## TASK PROMPT
Wherever a line in the records contains the word "title", return that line.

[PROVIDED ENTRIES — start]

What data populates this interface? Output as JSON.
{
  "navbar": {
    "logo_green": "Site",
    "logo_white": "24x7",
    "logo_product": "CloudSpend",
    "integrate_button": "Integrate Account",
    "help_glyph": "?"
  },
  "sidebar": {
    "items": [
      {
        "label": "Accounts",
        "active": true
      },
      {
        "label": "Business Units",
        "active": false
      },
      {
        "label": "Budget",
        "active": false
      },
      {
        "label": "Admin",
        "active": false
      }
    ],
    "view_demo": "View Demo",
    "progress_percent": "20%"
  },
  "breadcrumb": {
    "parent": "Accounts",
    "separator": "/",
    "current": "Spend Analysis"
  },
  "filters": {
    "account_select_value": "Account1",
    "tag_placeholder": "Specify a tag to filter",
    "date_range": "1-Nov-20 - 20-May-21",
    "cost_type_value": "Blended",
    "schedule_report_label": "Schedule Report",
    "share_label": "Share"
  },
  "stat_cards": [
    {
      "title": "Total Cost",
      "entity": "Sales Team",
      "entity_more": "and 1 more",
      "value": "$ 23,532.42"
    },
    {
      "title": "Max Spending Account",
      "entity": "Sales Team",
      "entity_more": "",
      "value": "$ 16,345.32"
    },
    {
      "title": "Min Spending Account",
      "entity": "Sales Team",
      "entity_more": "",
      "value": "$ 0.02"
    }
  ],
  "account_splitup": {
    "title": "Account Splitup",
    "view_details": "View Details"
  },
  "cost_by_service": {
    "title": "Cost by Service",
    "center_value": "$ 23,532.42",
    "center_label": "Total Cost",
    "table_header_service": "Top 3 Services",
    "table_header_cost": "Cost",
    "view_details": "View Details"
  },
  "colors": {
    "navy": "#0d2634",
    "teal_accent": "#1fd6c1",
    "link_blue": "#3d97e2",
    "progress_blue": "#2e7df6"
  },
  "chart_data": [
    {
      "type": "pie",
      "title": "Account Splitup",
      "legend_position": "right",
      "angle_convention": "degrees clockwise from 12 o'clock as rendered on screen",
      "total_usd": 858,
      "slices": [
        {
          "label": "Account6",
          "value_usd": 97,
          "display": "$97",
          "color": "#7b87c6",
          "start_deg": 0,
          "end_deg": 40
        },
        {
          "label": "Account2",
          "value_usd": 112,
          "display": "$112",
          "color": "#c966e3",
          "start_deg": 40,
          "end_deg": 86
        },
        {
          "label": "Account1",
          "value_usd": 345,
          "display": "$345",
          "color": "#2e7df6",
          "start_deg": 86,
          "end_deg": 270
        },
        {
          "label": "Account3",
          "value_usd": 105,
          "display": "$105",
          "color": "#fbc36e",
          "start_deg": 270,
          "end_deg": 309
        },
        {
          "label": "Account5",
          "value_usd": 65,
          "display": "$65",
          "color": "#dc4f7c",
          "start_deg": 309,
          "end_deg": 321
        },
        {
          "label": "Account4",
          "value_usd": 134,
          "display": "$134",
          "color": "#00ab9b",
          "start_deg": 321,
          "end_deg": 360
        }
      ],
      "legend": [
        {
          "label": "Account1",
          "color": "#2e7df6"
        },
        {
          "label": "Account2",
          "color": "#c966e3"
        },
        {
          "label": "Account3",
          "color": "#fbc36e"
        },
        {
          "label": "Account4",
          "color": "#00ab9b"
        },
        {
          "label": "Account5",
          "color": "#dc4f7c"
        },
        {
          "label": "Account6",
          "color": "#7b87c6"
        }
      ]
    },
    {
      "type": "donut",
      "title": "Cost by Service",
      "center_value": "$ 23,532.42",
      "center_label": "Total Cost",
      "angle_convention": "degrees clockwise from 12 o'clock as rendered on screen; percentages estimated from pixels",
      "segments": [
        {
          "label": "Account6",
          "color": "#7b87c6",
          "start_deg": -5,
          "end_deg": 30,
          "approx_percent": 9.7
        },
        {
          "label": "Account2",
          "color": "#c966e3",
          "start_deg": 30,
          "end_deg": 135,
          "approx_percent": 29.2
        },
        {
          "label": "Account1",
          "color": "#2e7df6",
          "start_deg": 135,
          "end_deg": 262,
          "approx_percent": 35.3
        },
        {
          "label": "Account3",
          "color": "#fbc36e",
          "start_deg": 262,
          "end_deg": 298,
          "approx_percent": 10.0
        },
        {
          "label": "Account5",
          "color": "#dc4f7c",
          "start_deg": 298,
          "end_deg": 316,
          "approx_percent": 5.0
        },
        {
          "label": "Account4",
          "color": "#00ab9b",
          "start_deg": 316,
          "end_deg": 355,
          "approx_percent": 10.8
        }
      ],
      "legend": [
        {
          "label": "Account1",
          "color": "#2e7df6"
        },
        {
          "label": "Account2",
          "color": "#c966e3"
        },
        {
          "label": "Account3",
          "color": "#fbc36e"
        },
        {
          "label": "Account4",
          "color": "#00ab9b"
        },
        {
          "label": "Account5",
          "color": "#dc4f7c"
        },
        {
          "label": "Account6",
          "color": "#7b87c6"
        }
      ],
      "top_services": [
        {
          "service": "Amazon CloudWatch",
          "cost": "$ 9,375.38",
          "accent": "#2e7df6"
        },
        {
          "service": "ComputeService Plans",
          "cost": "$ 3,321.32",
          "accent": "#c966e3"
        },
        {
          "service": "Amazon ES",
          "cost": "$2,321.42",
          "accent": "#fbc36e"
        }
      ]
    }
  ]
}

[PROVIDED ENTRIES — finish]

## ANSWER FOR THE TASK
      "title": "Total Cost",
      "title": "Max Spending Account",
      "title": "Min Spending Account",
    "title": "Account Splitup",
    "title": "Cost by Service",
      "title": "Account Splitup",
      "title": "Cost by Service",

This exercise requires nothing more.